  • by Anonymous Coward on Wednesday February 04, 2004 @08:33PM (#8185212)
    Oh, brilliant, brillant troll! I don't even need to scroll down to see how long this thread is going to be. I salute you, sir!
  • by Superfarstucker ( 621775 ) on Wednesday February 04, 2004 @08:40PM (#8185279)
    Seek psychiatric help if you think chicks "dig" the watch. I will give you that digital watches look terrible, but analog watches are by no means an attractive or flattering piece of jewelry for a wrist :)

  • by jc42 ( 318812 ) on Wednesday February 04, 2004 @08:44PM (#8185330) Homepage Journal
    Talk to me again in 20-30 years when your C program are as optimised and proved bug free ...

    This does remind me of a study some people did quite a few years ago when I was a grad student at a big university (whose identity isn't important here). They instrumented the Fortran compiler on the big central mainframe in the CS dept so that it silently checked for a number of common problems such as integer overflows, and recorded the results. They then used this for all submitted Fortran jobs (which was more than half the machine's load), and studied the results.

    The main result was summarized as: More than half of the Fortran runs had at least one output value that was incorrect because of integer overflow. This actually resulted in several retractions of published papers.

    One of the problems in the number crunching biz is that on most hardware, detecting integer overflow takes an extra instruction. Part of this study was a survey of users. One of the questions asked whether they would use overflow checking if it slowed the program down.
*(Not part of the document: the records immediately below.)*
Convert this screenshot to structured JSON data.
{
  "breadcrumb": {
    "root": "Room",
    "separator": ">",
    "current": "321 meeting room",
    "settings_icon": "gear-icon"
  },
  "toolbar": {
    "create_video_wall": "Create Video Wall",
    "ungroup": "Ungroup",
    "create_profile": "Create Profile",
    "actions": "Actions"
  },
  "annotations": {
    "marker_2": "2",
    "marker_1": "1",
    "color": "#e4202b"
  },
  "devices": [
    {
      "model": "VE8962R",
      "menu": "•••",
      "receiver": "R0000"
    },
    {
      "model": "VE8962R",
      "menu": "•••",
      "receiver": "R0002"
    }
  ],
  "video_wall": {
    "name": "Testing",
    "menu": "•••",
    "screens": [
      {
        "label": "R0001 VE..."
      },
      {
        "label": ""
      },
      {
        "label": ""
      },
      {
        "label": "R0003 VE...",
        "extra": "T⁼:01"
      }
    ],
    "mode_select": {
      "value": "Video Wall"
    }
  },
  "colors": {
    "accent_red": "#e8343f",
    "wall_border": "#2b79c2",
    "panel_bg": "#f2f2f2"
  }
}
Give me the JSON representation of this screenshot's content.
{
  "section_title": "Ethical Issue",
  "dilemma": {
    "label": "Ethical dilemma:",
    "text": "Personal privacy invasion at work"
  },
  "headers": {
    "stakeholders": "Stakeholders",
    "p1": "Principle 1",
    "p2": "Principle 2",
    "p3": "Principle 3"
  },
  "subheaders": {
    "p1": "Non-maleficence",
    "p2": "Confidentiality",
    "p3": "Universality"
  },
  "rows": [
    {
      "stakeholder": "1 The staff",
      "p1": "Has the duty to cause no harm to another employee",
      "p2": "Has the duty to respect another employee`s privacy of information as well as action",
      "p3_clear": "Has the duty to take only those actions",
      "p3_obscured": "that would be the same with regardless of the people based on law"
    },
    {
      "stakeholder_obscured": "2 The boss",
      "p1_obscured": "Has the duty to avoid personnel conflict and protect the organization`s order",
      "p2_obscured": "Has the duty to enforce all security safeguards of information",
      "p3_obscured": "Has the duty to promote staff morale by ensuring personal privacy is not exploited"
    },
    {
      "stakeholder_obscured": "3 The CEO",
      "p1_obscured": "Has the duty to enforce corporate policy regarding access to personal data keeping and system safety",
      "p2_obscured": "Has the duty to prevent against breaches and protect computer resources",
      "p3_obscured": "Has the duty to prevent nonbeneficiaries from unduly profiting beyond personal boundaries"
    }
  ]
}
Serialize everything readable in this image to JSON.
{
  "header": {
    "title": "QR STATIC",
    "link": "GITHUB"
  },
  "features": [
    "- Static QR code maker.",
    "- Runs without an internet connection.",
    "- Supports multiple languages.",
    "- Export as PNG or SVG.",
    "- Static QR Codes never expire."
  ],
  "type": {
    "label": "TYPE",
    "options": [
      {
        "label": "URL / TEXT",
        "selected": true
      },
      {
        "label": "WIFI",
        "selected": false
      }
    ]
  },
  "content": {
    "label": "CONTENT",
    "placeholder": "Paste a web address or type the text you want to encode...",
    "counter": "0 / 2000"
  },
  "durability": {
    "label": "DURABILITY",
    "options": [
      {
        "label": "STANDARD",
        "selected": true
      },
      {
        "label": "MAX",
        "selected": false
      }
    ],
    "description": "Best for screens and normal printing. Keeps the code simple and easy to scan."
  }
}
Around 90% of the Fortran users answered "No." So they didn't care about correct results; they only wanted fast code.

    One wag summarized this with a pair of definitions: A "good" compiler generates the fastest code that correctly implements the meaning of the source code. An "optimizing" compiler produces even faster code than that.

    Anyway, it's a good idea to be very wary of anyone who puts "optimized" before "bug free". This implies that they consider speed more important than correct results. This attitude is rampant in the Fortran user community.

    Not that they're the only ones.

  • by yourlord ( 473099 ) on Wednesday February 04, 2004 @09:26PM (#8185728) Homepage
    "In the early 1980s, at the dawn of the PC age, high-volume electronic storage and transmission--360-kilobyte floppy disks! 14-kilobit-per-second modems!"

    I've been robbed.. Why is it I stumbled through the 80's with 300bps, 1200bps, and 2400bps(end of the decade) modems when they had 14Kbps modems available in the early 80's.. My 1200 baud modem was a $700 modem in 1988!!

  • by kormoc ( 122955 ) on Wednesday February 04, 2004 @10:27PM (#8186225)
    1 per second?

God helps them that themselves. -- Benjamin Franklin, "Poor Richard's Almanac"